In response to Bobby Maddex in Fame-Induced Apathy:
The media have to fill time and column inches—with something. “Fame” (or “celebrity”) is the commodity invented to fill this time. It doesn’t matter who the person is, what he does, or what he amounts to: he (or she) is anointed as a “celebrity” and thereby qualified to fill the time.
The short shelf life of Fame establishes both that it’s a commodity and that it’s fungible. The young instinctively absorb this (that it’s fungible), that anyone can be “famous,” and therefore they too can be a “fame commodity” in the media machinery. They also understand perfectly well that fame has no relation to the talent or intrinsic worth of the “famous person;” in fact, this relation may well be inverse.
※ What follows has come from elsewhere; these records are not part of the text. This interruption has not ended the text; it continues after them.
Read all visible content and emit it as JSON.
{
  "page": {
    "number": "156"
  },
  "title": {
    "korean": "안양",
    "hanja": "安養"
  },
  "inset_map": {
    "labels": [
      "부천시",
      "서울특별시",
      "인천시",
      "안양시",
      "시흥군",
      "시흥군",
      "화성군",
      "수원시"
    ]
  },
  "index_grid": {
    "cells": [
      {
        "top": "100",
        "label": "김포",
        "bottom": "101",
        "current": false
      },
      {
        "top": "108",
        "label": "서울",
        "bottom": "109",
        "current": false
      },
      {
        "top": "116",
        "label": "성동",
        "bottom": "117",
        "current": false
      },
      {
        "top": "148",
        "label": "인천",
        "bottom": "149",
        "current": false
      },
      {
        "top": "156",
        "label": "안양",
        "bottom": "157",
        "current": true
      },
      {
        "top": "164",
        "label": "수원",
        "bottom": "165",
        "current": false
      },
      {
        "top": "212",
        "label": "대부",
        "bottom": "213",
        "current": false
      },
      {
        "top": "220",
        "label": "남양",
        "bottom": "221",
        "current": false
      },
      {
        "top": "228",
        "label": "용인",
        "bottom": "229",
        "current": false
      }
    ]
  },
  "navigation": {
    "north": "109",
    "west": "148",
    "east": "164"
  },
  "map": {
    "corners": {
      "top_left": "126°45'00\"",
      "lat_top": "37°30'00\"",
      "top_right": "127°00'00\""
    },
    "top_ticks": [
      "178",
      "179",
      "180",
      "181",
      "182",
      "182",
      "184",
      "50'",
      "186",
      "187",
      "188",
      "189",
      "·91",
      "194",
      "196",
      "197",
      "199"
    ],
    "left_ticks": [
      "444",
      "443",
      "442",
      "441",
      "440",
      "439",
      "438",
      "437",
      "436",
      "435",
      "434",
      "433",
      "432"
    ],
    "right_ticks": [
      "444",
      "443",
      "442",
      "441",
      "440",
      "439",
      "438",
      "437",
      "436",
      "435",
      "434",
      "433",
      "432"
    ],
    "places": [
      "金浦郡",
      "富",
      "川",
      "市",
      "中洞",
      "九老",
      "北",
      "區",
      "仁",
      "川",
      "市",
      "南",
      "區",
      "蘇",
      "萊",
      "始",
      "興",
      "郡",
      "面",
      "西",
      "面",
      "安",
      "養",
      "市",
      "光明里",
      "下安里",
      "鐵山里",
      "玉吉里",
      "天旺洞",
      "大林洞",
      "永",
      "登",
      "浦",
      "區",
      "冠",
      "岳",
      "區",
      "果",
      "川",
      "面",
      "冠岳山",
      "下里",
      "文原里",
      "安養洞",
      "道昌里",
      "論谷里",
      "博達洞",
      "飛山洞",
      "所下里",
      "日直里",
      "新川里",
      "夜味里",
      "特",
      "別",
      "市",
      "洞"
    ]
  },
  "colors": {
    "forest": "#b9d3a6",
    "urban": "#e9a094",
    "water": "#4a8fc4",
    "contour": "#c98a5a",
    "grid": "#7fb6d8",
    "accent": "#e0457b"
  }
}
The corollary is that the media establishes reality. If something or someone is recognized by the media, it or they “exist;” if not, it does not exist. Thus, the media serve an ontological function for the young, which is often overlooked. The young need to be told what is real and what is not real, and in the absence of substance in education and/or parenting, they accept the media as their substitute parent.